Chris Ayres, an attorney for Crusius' family, told The Associated Press the suspect's mother contacted the Allen Police Department regarding misgivings she had about a rifle Crusius had.
Ayres told CBS News there was "absolutely no fear of violence nor any belief of an intent to do harm" that led her to contact authorities.
The gunman's actions, his family told The Wall Street Journal, "were apparently influenced and informed by people we do not know, and from ideas and beliefs we do not accept or condone."
“He was raised in a family that taught love, kindness, respect, and tolerance — rejecting all forms of racism, prejudice, hatred, and violence," his family said.

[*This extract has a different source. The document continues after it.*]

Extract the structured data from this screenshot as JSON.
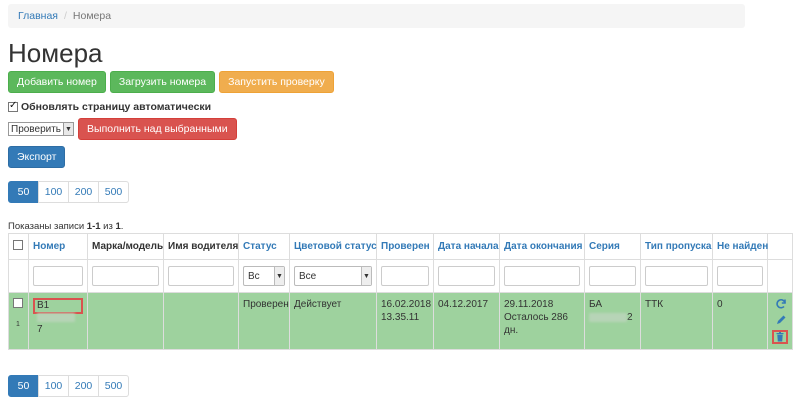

The mass shooting in El Paso on Saturday was one of the deadliest in modern U.S. history. At least 22 people were killed and another 25 were injured when the gunman opened fire inside the busy Walmart full of back-to-school shoppers.
An El Paso police spokesperson said Tuesday the suspect surrendered by getting out of his car with his hands raised after being confronted roughly a quarter-mile from the store. Officials said he confessed to an officer on a motorcycle that he was the shooter.
Cruisius was booked on capital murder charges. The El Paso district attorney said his office will seek the death penalty against the suspect, and federal authorities are investigating the massacre as domestic terrorism.
Separately, hours later, another gunman in Dayton, Ohio, opened fire outside a bar, killing nine people. Authorities said the suspect was armed with a .223-caliber rifle.
The Associated Press contributed to this report.